In your case, during the trial, the government, therefore, had to prove that you “made a material false statement, misrepresentation, or promise, or concealed a material fact.” The first line of attack when appealing your conviction will be to dispute that the government proved all three of these elements of the offense beyond a reasonable doubt. This may be accomplished by casting doubt on the credibility of the government’s witnesses, arguing that certain evidence on which the government relied to prove your intent or the existence of a “scheme” should not have been admitted or pointing out conflicting evidence that undermines the conclusion that you had affirmatively intended to materially misrepresent the facts (i.e., mere exaggeration).
A second approach would be to argue that the mail/wire fraud statutes under which you were charged do not apply to the specific conduct in which you engaged. Because the mail/wire fraud statutes are written so broadly, appellate courts reviewing federal convictions from Wisconsin federal trial courts consistently have recognized that the government often uses mail/wire fraud charges as a kind of “catch-all” or “kitchen sink” claim. We will cite those cases to argue that the government is trying to stretch the mail/wire fraud statutes too far in your case as well.
What’s the Basic Process for Filing an Appeal of My Mail/Wire Fraud Conviction?
After you have exhausted all efforts to undo the conviction in the trial court through post-trial motions, your appellate counsel will initiate an appeal on your behalf.
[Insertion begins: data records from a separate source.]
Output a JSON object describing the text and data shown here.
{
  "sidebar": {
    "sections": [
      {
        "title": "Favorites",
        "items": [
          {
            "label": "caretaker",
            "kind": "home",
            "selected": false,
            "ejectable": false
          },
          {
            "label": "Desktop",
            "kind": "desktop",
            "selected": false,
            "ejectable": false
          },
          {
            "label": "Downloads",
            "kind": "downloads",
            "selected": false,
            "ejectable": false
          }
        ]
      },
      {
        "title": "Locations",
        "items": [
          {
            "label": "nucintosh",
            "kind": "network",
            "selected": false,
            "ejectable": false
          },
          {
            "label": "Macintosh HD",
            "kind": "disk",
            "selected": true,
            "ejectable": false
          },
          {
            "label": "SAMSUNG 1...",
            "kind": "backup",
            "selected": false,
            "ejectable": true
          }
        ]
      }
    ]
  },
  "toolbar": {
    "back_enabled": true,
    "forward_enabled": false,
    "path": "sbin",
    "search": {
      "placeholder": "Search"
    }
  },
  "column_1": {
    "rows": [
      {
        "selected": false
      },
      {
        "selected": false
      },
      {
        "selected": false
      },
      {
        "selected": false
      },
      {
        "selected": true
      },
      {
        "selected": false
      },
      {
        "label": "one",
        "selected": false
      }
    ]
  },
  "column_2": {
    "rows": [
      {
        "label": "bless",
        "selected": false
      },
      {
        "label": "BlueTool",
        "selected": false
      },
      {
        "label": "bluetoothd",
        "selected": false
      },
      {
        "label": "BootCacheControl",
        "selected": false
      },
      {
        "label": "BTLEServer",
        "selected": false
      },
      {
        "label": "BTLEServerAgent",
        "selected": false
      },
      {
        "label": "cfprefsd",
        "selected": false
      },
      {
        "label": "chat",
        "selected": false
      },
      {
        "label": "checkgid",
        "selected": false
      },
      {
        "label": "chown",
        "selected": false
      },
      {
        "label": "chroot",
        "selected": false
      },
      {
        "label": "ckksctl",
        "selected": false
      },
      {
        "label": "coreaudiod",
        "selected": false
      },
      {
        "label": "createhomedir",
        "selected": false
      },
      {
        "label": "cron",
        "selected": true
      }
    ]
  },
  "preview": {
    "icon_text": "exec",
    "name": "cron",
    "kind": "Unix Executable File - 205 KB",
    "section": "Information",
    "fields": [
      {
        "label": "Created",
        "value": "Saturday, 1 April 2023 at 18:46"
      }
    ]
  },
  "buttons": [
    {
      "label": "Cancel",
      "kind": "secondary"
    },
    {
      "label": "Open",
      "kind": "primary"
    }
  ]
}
It is important that you have new and separate counsel handle your appeal because:
- in some cases, one of your arguments on appeal may be that your defense attorney at trial committed errors. That is an argument you can’t make if the attorney you had at trial is also representing you on your appeal
- you need an experienced and objective attorney who can tell you what you can argue and what you can’t when appealing your mail/wire fraud conviction
Here are the fundamental steps your criminal appellate attorney at Hart Powell, S.C. will take to perfect and prosecute the appeal of your mail/wire fraud conviction:
- Complete all necessary steps in the trial court to perfect your right to appeal your conviction. You will want your new appellate counsel to start handling these issues right away. Timing is critical following the trial court’s ruling on the last post-trial motions.
- File your Notice of Appeal. This document informs the trial court, the appellate court, and the government that you are officially challenging your conviction.
- Your Opening Appellate Brief. This is the first of two briefs we will file on your behalf in the appellate court. In this document, we will address the trial court’s mistakes by pointing to specific documents, witness testimony, the court’s rulings, and other details that illustrate the court’s error.
- The Government’s Brief and Your Reply Brief. The State has an opportunity to file its own appellate brief in which it provides all of its reasons why your conviction should remain in place. We then will have one more opportunity to refute the government’s position and to remind the appellate court of why the conviction should be reversed.
- Oral Argument, Consideration, and Decision. In most cases, the appellate court will hear oral arguments in person to allow each side to present the most important issues and provide the appellate judges a chance to ask the attorneys questions. After that, the judges may take nine months to a year to decide whether your conviction should be reversed.
It is essential to your appeal that you get every one of these steps right. Don’t rely on an amateur. Call Hart Powell, S.C. at (414) 271-9595 to set up an appointment with one of our veteran mail/wire fraud appellate attorneys to learn about your options on appeal.
Written by Michael Hart & Craig PowellLast Updated : July 5, 2022